A selloff in US bank shares threatens to push them below a technical threshold that could signal more pain ahead for the broader stock market.
With the collapse of First Republic Bank Worsening fears about the solvency of regional lenders, investors pummeled financial stocks, leaving the S&P 500 financials index on the verge of falling below its 2007 peak. For perspective, after the 2008 credit crash it took more than a decade for that gauge to regain the ground it had lost.
The financial index is above its 2007 high since January 2021. If it falls below that barrier now, it would be a bad signal for the broader stock market, said hedge-fund manager Jim Roppel, founder of Roppel Capital Management.
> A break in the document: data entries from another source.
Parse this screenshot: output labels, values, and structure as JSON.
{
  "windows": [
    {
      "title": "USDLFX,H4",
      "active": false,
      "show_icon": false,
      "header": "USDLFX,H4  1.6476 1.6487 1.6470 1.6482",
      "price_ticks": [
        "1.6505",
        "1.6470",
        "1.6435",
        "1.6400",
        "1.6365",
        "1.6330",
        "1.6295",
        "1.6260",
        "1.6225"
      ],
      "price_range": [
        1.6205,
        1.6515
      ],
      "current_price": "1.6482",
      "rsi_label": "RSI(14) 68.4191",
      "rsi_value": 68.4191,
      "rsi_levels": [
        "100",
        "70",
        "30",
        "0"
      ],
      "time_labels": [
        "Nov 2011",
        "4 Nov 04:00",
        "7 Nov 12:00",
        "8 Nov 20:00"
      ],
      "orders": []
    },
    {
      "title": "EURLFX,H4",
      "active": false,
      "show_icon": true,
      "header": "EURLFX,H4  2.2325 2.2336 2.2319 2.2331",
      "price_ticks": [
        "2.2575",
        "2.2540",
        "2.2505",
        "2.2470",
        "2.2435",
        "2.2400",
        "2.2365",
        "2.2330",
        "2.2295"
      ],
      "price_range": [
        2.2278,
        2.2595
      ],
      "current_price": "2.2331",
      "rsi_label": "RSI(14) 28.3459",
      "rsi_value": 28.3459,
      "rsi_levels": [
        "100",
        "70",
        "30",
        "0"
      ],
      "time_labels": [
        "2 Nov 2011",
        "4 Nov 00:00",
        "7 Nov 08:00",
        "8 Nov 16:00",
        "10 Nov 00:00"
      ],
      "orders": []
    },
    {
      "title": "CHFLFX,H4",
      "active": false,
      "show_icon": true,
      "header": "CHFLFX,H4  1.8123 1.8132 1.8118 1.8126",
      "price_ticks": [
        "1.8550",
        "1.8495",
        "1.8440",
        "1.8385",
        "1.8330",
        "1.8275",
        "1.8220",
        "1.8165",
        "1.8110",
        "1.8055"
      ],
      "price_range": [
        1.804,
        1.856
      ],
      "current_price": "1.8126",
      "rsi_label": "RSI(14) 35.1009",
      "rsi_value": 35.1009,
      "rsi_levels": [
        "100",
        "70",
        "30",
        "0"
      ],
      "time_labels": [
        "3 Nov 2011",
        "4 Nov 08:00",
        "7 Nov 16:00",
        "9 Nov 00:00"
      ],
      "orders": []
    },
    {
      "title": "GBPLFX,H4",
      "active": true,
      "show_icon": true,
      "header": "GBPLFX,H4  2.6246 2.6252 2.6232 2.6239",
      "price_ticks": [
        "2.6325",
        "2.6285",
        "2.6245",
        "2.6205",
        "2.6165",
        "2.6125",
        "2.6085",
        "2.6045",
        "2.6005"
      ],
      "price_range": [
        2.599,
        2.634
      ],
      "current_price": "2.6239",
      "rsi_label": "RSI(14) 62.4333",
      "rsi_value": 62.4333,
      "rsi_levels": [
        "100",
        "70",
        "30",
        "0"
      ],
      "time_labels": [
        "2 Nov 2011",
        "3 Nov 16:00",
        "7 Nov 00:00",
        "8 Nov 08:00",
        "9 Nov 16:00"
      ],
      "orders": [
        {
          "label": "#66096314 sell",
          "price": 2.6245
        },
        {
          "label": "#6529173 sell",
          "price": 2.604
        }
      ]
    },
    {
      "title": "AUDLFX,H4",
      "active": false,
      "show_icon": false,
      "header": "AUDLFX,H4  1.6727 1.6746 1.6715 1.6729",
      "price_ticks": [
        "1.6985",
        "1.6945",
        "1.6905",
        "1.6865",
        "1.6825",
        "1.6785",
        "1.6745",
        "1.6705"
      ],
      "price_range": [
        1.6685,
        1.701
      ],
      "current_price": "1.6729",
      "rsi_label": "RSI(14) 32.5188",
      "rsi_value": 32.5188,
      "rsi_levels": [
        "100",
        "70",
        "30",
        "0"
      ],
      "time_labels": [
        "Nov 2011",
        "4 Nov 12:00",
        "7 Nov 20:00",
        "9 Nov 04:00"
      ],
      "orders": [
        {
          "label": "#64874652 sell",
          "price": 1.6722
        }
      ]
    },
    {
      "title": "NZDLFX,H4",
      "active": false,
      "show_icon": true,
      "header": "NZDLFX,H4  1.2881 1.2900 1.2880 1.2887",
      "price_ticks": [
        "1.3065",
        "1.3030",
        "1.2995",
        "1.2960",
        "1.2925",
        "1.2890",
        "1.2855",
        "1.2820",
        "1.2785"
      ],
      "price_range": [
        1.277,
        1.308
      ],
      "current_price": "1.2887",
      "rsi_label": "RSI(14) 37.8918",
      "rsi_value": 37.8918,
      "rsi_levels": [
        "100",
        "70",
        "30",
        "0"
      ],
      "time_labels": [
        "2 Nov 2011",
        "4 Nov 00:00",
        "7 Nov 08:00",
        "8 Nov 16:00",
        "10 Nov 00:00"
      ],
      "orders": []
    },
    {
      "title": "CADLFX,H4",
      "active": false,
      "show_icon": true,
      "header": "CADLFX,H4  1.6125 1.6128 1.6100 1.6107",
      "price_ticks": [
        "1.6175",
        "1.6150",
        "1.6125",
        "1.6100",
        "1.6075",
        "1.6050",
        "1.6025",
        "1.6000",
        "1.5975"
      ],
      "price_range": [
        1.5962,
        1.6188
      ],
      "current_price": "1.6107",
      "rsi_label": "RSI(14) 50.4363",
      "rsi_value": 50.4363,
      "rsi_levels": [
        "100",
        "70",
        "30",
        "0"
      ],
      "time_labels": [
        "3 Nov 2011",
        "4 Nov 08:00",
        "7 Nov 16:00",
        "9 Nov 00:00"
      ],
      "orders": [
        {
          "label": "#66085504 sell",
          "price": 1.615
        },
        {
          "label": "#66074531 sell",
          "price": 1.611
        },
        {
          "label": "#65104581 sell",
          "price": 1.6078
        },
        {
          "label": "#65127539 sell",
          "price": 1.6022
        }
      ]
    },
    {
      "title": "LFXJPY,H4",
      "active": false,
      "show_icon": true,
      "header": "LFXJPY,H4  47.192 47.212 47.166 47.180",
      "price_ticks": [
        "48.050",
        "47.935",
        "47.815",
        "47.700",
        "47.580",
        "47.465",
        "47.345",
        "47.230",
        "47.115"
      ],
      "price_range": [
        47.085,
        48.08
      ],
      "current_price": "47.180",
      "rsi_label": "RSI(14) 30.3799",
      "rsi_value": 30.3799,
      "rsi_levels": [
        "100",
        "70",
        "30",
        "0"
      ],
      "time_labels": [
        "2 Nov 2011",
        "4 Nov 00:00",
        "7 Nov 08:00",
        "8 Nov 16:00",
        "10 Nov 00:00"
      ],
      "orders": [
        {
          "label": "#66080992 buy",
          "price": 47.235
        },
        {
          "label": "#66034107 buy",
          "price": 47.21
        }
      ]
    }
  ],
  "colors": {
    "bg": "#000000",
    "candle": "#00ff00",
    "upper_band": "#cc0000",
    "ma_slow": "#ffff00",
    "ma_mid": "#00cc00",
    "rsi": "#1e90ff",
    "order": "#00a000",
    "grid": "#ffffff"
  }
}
Why? Because it will put more pressure on banks to conserve capital and cut lending, adding a drag to an economy at risk of a recession after the Federal Reserve’s steep interest rate hikes in last 14 months.
“You can’t have a bull market when bank stocks are down,” said Roppel, who is a long-term bull but is currently mostly in cash with the rest of defensive plays like gold miners and gold. “It’s like when an Olympic athlete has cinder blocks on their legs.”
Concerns about the stability of the banking system contributed to a wild week as investors bet aggressively against stocks. While share prices rebounded on Friday amid speculation that the sell-off was over, many remained bullish, including Western Alliance The Bancorp after sinking 27% last week and PacWest Bancorp fell 43%.
Individual investors — who were some of the most reliable dip buyers in the market in 2020 and 2021 — scooped up some bank stocks amid the rout. In the week to Wednesday, they were net buyers of shares in the Bank of America Corp., Truist Financial corp. and SoFi Technologies Inc., data compiled by JPMorgan Chase Peng Cheng’s performance in & Co.
But there is persistent concern on Wall Street that the ongoing turmoil at regional banks could fuel a tightening of lending. In fact, traders are betting that the toll could be so large that they are raising bets that the Fed – which has signaled that Wednesday’s rate hike could be its last – will start easing monetary policy soon. that July to stimulate the economy.
Still, Nancy Tengler, the chief investment officer of Laffer Tengler Investments, said it’s too soon to return to shares of battered banks. Instead, he focused on technology and consumer-related stocks that would benefit from falling interest rates, even as his company increased shares. PNC Financial Services Group Inc. after it has generated strong growth in profits and growing deposits.
“It’s not smart to chase some of these other bank stocks,” Tengler said. “You have to let the falling knife fall.”
Friday’s stock-market rebound was fueled by a stronger-than-expected monthly jobs report for April, easing fears of a recession. However, while the S&P’s 1.9% rally erased much of last week’s decline in the broad benchmark, financial stocks in the index lost 2.7% in five sessions.
Scott Colyer, chief executive of Advisors Asset Management, said the S&P 500 would need to fall to 3,600 or lower for him to be more optimistic about stocks, as valuations remain expensive. It closed at about 4,136 Friday.
“We need to see that there are financials leading the way for the stock market to be in a sustainable development – but that is not the case,” warned Colyer. “Don’t take nickels and dimes in front of a steam roller.”